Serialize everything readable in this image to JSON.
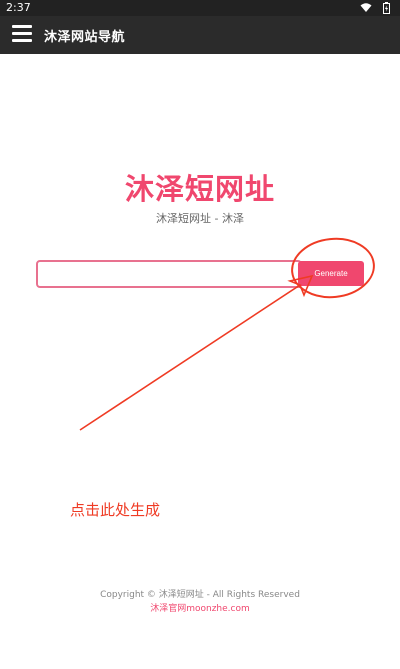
{
  "status_bar": {
    "time": "2:37",
    "icons": [
      "wifi-icon",
      "battery-icon"
    ]
  },
  "app_bar": {
    "menu_icon": "hamburger-menu-icon",
    "title": "沐泽网站导航"
  },
  "main": {
    "title": "沐泽短网址",
    "subtitle": "沐泽短网址 - 沐泽",
    "url_input": {
      "value": "",
      "placeholder": ""
    },
    "generate_label": "Generate"
  },
  "annotation": {
    "text": "点击此处生成",
    "color": "#ef3b24"
  },
  "footer": {
    "copyright": "Copyright © 沐泽短网址 - All Rights Reserved",
    "link_text": "沐泽官网moonzhe.com"
  },
  "colors": {
    "accent": "#f0476e",
    "app_bar": "#2b2b2b",
    "status_bar": "#222222"
  }
}
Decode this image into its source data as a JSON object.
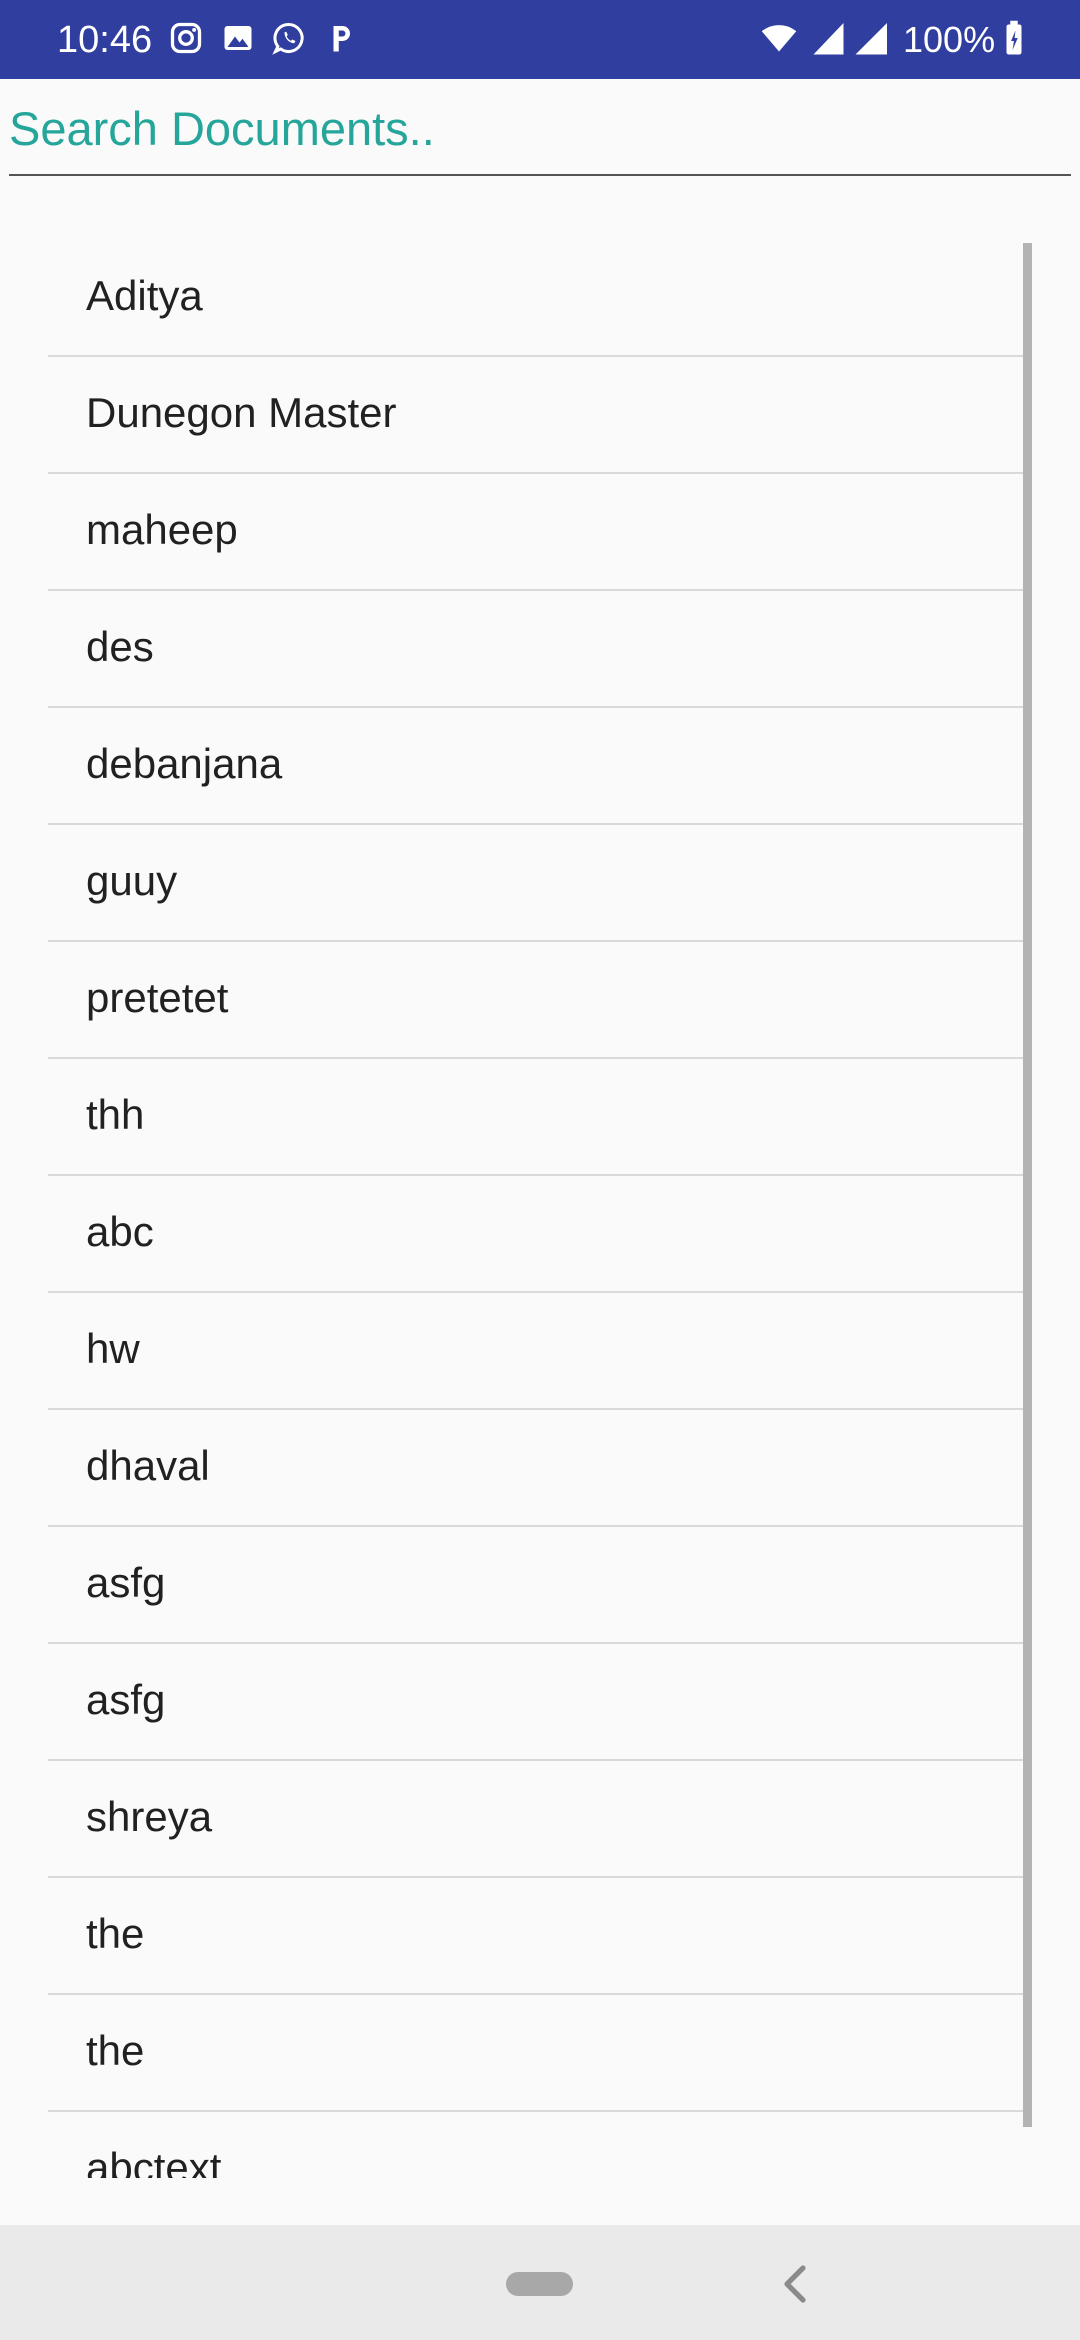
{
  "status_bar": {
    "time": "10:46",
    "battery": "100%",
    "notification_icons": [
      "instagram-icon",
      "gallery-icon",
      "whatsapp-icon",
      "paytm-icon"
    ],
    "system_icons": [
      "wifi-icon",
      "signal-icon",
      "battery-icon"
    ],
    "background_color": "#303f9f"
  },
  "search": {
    "placeholder": "Search Documents..",
    "value": "",
    "accent_color": "#26a69a"
  },
  "documents": [
    "Aditya",
    "Dunegon Master",
    "maheep",
    "des",
    "debanjana",
    "guuy",
    "pretetet",
    "thh",
    "abc",
    "hw",
    "dhaval",
    "asfg",
    "asfg",
    "shreya",
    "the",
    "the",
    "abctext"
  ],
  "navigation": {
    "icons": [
      "home-pill-icon",
      "back-icon"
    ]
  }
}
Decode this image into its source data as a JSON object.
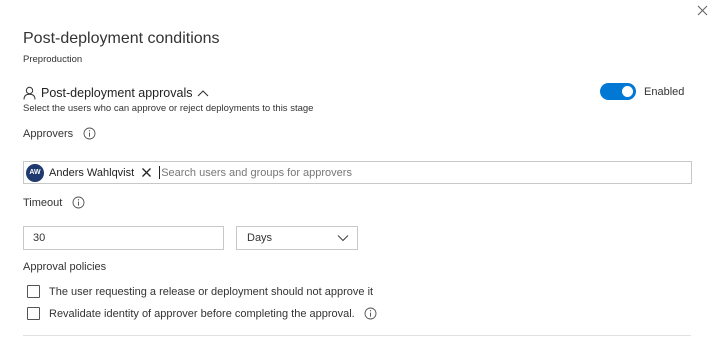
{
  "panel": {
    "title": "Post-deployment conditions",
    "stage": "Preproduction"
  },
  "approvals": {
    "header": "Post-deployment approvals",
    "description": "Select the users who can approve or reject deployments to this stage",
    "toggle_label": "Enabled",
    "toggle_on": true,
    "accent_color": "#0078d4"
  },
  "approvers": {
    "label": "Approvers",
    "chip": {
      "initials": "AW",
      "name": "Anders Wahlqvist"
    },
    "search_placeholder": "Search users and groups for approvers"
  },
  "timeout": {
    "label": "Timeout",
    "value": "30",
    "unit": "Days"
  },
  "policies": {
    "label": "Approval policies",
    "items": [
      {
        "label": "The user requesting a release or deployment should not approve it",
        "checked": false
      },
      {
        "label": "Revalidate identity of approver before completing the approval.",
        "checked": false
      }
    ]
  },
  "icons": {
    "close": "close-icon",
    "person": "person-icon",
    "collapse": "chevron-up-icon",
    "info": "info-icon",
    "remove": "close-icon",
    "dropdown": "chevron-down-icon"
  }
}
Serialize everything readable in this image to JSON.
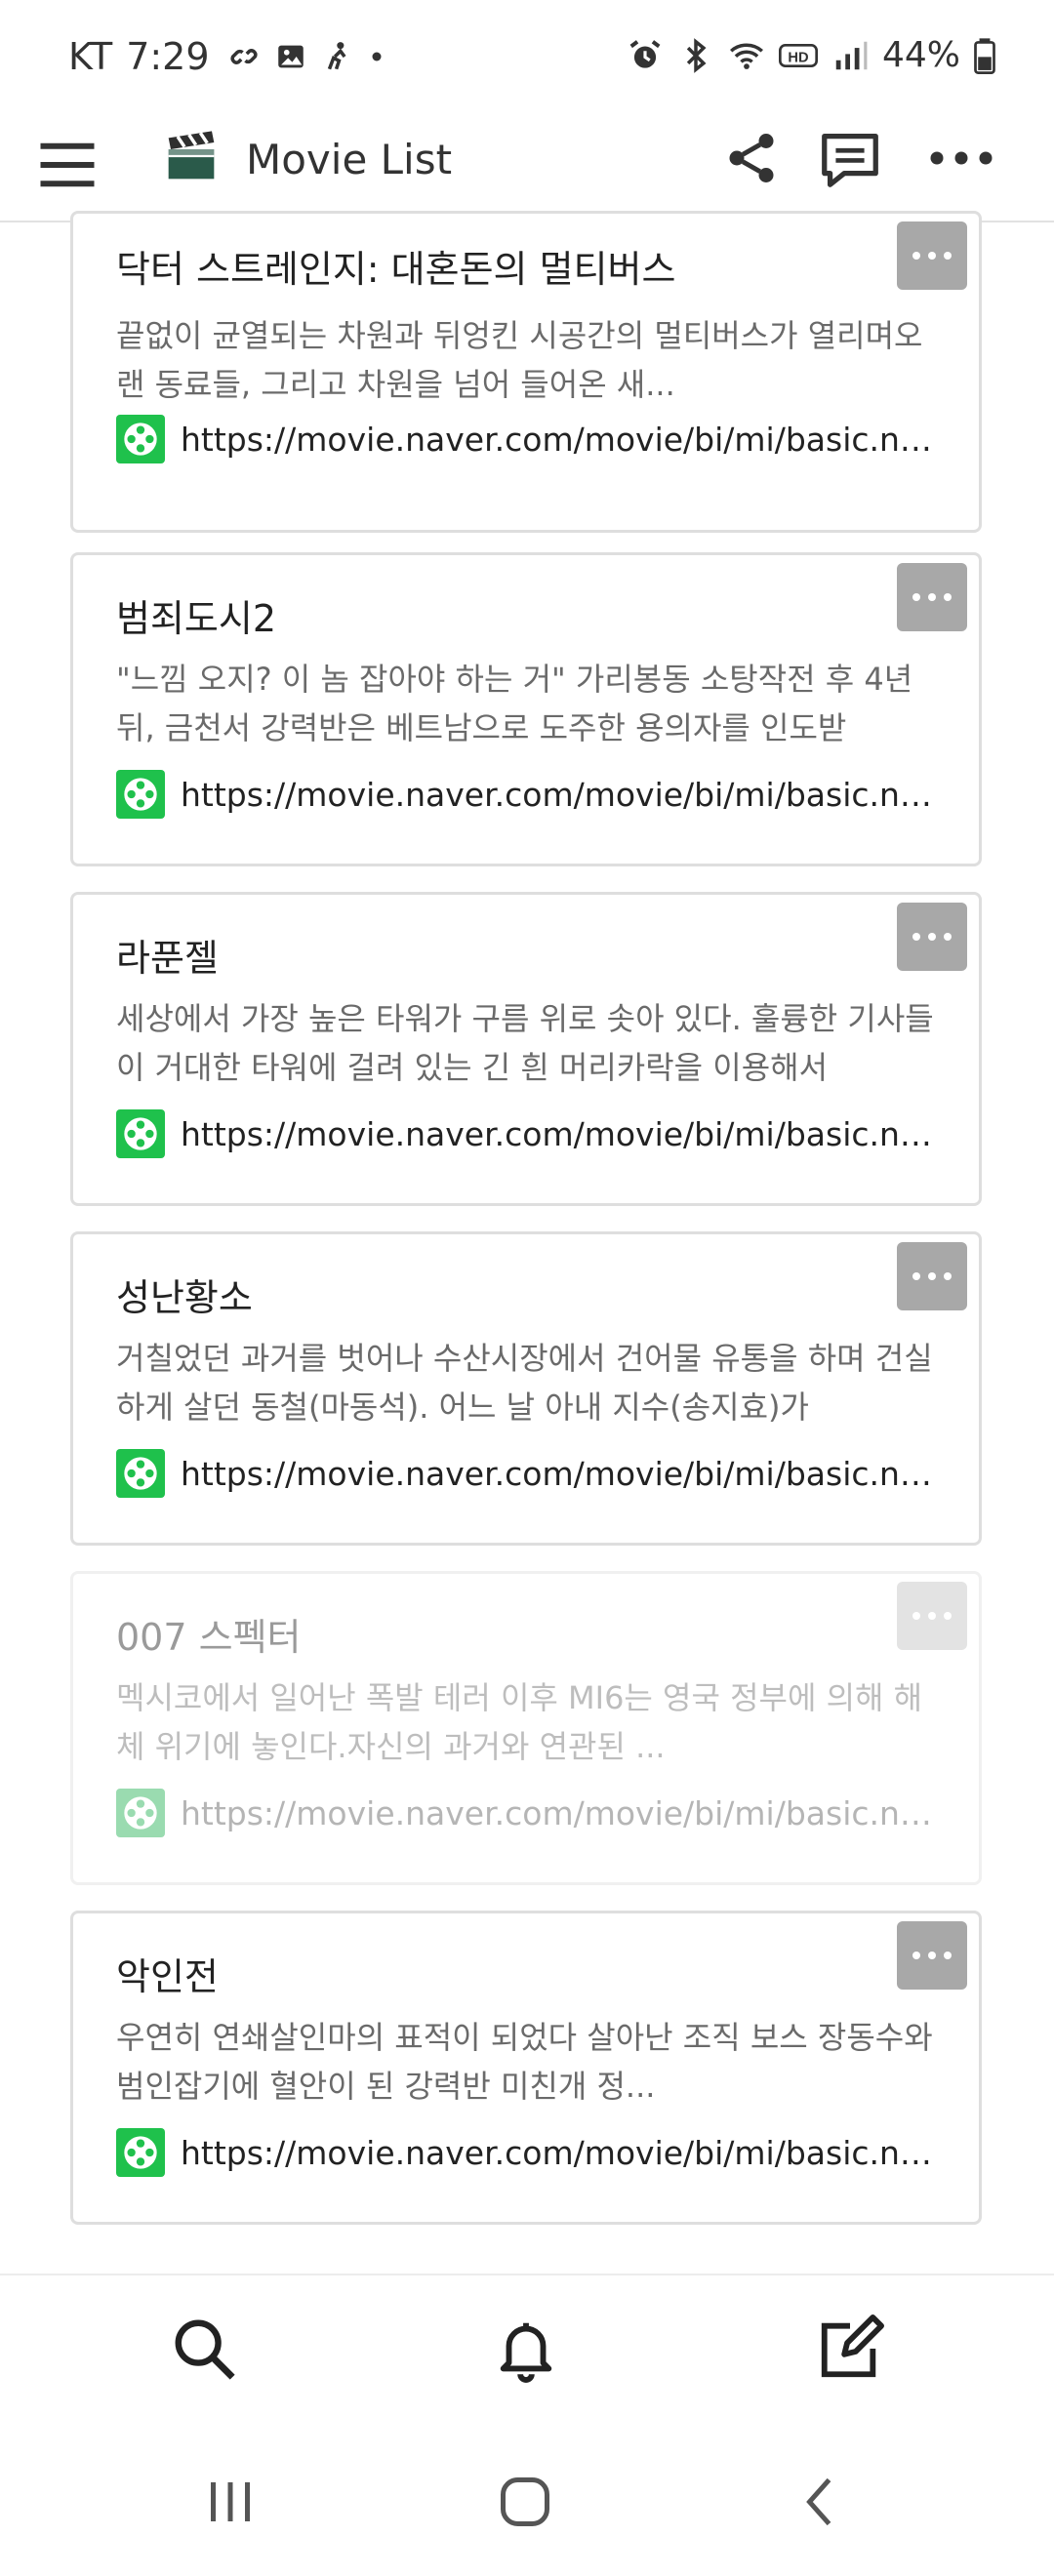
{
  "status": {
    "carrier": "KT",
    "time": "7:29",
    "battery": "44%",
    "left_icons": [
      "link-icon",
      "image-icon",
      "accessibility-icon",
      "dot-icon"
    ],
    "right_icons": [
      "alarm-icon",
      "bluetooth-icon",
      "wifi-icon",
      "hd-icon",
      "signal-icon",
      "battery-icon"
    ]
  },
  "app": {
    "title": "Movie List",
    "logo_icon": "clapperboard-icon"
  },
  "cards": [
    {
      "title": "닥터 스트레인지: 대혼돈의 멀티버스",
      "desc": "끝없이 균열되는 차원과 뒤엉킨 시공간의 멀티버스가 열리며오랜 동료들, 그리고 차원을 넘어 들어온 새...",
      "url": "https://movie.naver.com/movie/bi/mi/basic.naver?code=",
      "faded": false
    },
    {
      "title": "범죄도시2",
      "desc": "\"느낌 오지? 이 놈 잡아야 하는 거\" 가리봉동 소탕작전 후 4년 뒤, 금천서 강력반은 베트남으로 도주한 용의자를 인도받",
      "url": "https://movie.naver.com/movie/bi/mi/basic.naver?code=",
      "faded": false
    },
    {
      "title": "라푼젤",
      "desc": "세상에서 가장 높은 타워가 구름 위로 솟아 있다. 훌륭한 기사들이 거대한 타워에 걸려 있는 긴 흰 머리카락을 이용해서",
      "url": "https://movie.naver.com/movie/bi/mi/basic.naver?code=",
      "faded": false
    },
    {
      "title": "성난황소",
      "desc": "거칠었던 과거를 벗어나 수산시장에서 건어물 유통을 하며 건실하게 살던 동철(마동석). 어느 날 아내 지수(송지효)가",
      "url": "https://movie.naver.com/movie/bi/mi/basic.naver?code=",
      "faded": false
    },
    {
      "title": "007 스펙터",
      "desc": "멕시코에서 일어난 폭발 테러 이후 MI6는 영국 정부에 의해 해체 위기에 놓인다.자신의 과거와 연관된 ...",
      "url": "https://movie.naver.com/movie/bi/mi/basic.naver?code=",
      "faded": true
    },
    {
      "title": "악인전",
      "desc": "우연히 연쇄살인마의 표적이 되었다 살아난 조직 보스 장동수와 범인잡기에 혈안이 된 강력반 미친개 정...",
      "url": "https://movie.naver.com/movie/bi/mi/basic.naver?code=",
      "faded": false
    }
  ],
  "bottom_bar": {
    "icons": [
      "search-icon",
      "bell-icon",
      "edit-icon"
    ]
  },
  "nav": {
    "icons": [
      "recent-apps-icon",
      "home-icon",
      "back-icon"
    ]
  },
  "colors": {
    "accent_green": "#1fc14c",
    "more_button": "#a8a8a8",
    "card_border": "#dedede"
  }
}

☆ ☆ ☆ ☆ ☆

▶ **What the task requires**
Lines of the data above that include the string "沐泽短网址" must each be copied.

▶ **Reply to the exercise**
    "title": "沐泽短网址",
    "subtitle": "沐泽短网址 - 沐泽",
    "copyright": "Copyright © 沐泽短网址 - All Rights Reserved",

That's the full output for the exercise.